There is a lot of misinformation relate to the way employers can regard the criminal history of an applicant.  As a foundational point, remember there is a grave difference between a criminal history and an arrest history.  Employers can set principled rules regarding the types of convictions a potential employee can and cannot have but should be very cautious of having a rule regarding an arrest history.  This is because, classes of minorities are arrested significantly more often that Caucasians.  An employer should not rely on any group to gain discriminatory information about its applicants, even arrest records from police departments.  Actual arrest convictions, on the other hand, are considered the most reliable evidence available regarding the occurrence of a criminal activity by a certain person.

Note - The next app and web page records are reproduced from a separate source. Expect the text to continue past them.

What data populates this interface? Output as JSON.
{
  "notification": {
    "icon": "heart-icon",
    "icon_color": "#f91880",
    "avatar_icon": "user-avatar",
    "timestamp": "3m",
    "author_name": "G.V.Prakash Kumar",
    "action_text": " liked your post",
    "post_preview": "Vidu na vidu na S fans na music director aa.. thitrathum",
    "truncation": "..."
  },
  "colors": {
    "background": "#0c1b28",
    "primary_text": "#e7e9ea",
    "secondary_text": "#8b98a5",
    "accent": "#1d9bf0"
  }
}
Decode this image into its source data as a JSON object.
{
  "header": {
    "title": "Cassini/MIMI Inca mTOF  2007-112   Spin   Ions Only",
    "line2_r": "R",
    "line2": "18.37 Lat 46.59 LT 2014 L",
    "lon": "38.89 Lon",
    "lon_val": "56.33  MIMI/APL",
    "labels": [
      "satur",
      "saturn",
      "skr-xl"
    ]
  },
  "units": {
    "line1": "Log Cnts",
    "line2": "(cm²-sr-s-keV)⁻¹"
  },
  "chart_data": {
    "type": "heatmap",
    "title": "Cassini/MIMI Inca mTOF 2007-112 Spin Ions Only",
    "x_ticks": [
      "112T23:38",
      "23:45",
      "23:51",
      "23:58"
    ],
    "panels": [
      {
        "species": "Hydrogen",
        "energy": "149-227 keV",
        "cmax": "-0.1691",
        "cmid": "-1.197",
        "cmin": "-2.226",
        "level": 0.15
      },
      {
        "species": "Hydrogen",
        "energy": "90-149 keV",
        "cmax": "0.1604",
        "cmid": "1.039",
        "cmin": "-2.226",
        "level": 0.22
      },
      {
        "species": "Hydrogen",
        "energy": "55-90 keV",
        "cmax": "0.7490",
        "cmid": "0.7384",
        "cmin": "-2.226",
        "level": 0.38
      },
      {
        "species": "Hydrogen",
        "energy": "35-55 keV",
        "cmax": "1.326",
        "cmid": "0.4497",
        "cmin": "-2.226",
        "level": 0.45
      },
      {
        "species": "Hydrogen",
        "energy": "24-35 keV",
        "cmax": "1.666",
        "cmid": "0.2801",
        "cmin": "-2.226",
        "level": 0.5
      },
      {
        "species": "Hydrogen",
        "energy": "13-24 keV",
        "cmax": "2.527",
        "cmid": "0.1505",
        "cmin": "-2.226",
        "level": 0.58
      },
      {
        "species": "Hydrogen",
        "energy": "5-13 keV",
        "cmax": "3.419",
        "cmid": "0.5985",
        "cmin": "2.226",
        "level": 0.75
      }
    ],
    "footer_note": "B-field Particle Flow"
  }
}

Employers should analyze the types of crimes that legitimately relate to the open job.  The Employers should articulate Uniform Guidelines on Employee Selection Procedures that detail the types of crimes that are and are not permissible by it’s applicants.  Specifically, employers should determine that barring an applicant with a history of a certain type of criminal history is “job related and consistent with business necessity.” Those procedures must also consider the nature of the crime, the amount of time that has passed, and the nature of the job.  A job for a floral delivery employee can probably have a legitimate uniform rule that no one ever convicted of vehicular manslaughter or rape may perform this job in their employee. This is because the florist must reasonably ensure that the public is safe from their employees and should not send dangerous perverts on the roads or to the homes of citizens. Conversely, it is probably unreasonable to completely bar applicants with a ten-year-old speeding citation or a littering arrest.  It should also be noted that, if an applicant is not honest about an arrest history, there is no requirement to hire a liar.